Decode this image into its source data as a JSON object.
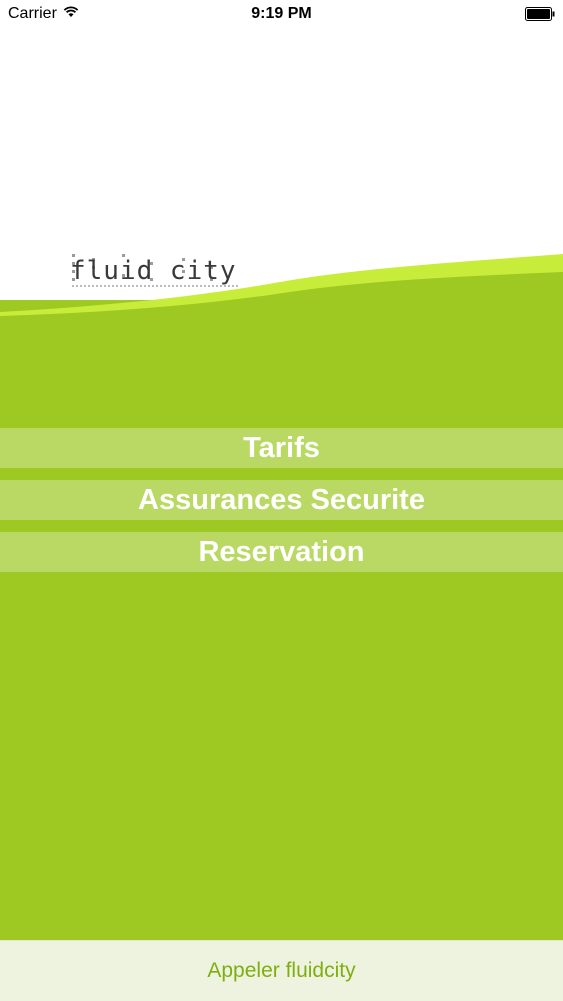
{
  "status_bar": {
    "carrier": "Carrier",
    "time": "9:19 PM",
    "wifi_icon": "wifi-icon",
    "battery_icon": "battery-icon"
  },
  "header": {
    "logo_text": "fluid city"
  },
  "menu": {
    "items": [
      {
        "label": "Tarifs"
      },
      {
        "label": "Assurances Securite"
      },
      {
        "label": "Reservation"
      }
    ]
  },
  "footer": {
    "call_label": "Appeler fluidcity"
  },
  "colors": {
    "background_green": "#9dc922",
    "header_white": "#ffffff",
    "wave_lime": "#c8ec3a",
    "footer_bg": "#eef3df",
    "footer_text": "#7fae10"
  }
}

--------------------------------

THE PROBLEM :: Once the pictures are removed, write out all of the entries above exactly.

WRITTEN SOLUTION ::
Decode this image into its source data as a JSON object.
{
  "status_bar": {
    "carrier": "Carrier",
    "time": "9:19 PM",
    "wifi_icon": "wifi-icon",
    "battery_icon": "battery-icon"
  },
  "header": {
    "logo_text": "fluid city"
  },
  "menu": {
    "items": [
      {
        "label": "Tarifs"
      },
      {
        "label": "Assurances Securite"
      },
      {
        "label": "Reservation"
      }
    ]
  },
  "footer": {
    "call_label": "Appeler fluidcity"
  },
  "colors": {
    "background_green": "#9dc922",
    "header_white": "#ffffff",
    "wave_lime": "#c8ec3a",
    "footer_bg": "#eef3df",
    "footer_text": "#7fae10"
  }
}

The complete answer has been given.